Others offered their own conspiracy theories about the Chinese balloon on Friday, although not necessarily connected to the video of the alleged explosion in Billings.

Republican Representative James Comer of Kentucky speculated during a Fox News appearance earlier in the day that the balloon may have been launched "from Wuhan" and contain a "bioweapon," alluding to unsubstantiated theories that claim the virus that causes COVID-19 is an intentionally engineered bioweapon from China.

"My concern is that the federal government obviously doesn't know what's in that balloon," Comer said. "Is that bioweapons in that balloon? Did that balloon take off from Wuhan? You know, we don't know anything about that balloon."

On Twitter, evidence-free conspiracy theories claiming that the "next COVID" was being carried on the balloon were rampant.

"Chinese balloons full of the next COVID variant," @TrumpTajMaWall tweeted. "Just in time for the 2024 election lockdowns, and the printing of millions of fraudulent Democrat Mail in ballots."

"Allowing these 2 balloons is a test to permanently place 100's more. No one is connecting the dots," tweeted Jerrod Sessler, former NASCAR driver and Republican candidate for Congress. "COVID came from a lab in China & just one of these balloons could haul enough bioweapon content to decimate North America. Yet, the feckless Mr. Illegitimate does nothing."

"I wonder what new variants of COVID are in that Spy Balloon," podcaster Graham Allen tweeted. "Hey @pfizer what do you think?"

"Just thinking out loud, but this second balloon makes me wonder if it would be good way to slow mist a new covid strain," tweeted former Paralympic athlete Derrick Helton.

"How do we know that the Chinese didn't have a deadly virus in those balloons?" Republican former congressional candidate Bill Engelbrecht tweeted. "This is very provoking. This is a start of WW III. We shot it down, let the winds spread it across America. Get yours guns and ammo ready."

China has claimed that the balloon is really a civilian research "airship" that is meant to gather weather data. U.S. officials have said that they are nearly certain the object is a high-altitude surveillance balloon intended to gather intelligence for China.
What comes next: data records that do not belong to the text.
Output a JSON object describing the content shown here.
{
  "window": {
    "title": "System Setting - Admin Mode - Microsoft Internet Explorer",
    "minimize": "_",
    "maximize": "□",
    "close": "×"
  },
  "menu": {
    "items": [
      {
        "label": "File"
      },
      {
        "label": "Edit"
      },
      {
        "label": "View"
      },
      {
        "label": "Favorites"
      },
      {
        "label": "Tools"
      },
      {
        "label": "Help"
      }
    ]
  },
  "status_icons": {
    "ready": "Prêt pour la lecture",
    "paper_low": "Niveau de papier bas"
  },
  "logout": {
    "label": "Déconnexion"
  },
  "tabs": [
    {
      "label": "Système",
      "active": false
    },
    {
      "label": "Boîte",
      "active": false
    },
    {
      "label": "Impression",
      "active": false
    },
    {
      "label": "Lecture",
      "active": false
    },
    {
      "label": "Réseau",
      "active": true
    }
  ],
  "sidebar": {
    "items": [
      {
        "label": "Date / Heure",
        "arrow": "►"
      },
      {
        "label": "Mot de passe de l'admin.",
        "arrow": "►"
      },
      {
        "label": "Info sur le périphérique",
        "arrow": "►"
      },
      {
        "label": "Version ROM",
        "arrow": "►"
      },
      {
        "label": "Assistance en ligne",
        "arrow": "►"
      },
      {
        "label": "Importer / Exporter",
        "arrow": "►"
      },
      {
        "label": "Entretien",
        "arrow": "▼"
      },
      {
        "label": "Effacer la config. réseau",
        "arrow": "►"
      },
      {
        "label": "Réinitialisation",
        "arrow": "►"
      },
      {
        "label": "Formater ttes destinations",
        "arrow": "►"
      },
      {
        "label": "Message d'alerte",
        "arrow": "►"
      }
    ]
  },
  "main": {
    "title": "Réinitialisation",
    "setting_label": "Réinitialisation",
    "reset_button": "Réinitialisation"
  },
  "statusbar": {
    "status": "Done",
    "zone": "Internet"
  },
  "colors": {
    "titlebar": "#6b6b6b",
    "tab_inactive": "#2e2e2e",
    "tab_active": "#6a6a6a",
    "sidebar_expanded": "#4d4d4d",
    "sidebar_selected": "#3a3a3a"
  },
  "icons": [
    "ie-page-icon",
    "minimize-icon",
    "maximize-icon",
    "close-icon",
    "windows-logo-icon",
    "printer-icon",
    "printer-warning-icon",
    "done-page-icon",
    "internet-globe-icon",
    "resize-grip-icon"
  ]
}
A second similar balloon has also been spotted over Latin America.

The Pentagon on Friday said that the balloon was expected to remain in U.S. airspace for "a few days." It was on a trajectory to reach the skies of North Carolina on Saturday, where local police have urged residents to refrain from aiming their guns into the sky and attempting to shoot it down.

Newsweek has reached out to the Pentagon for comment.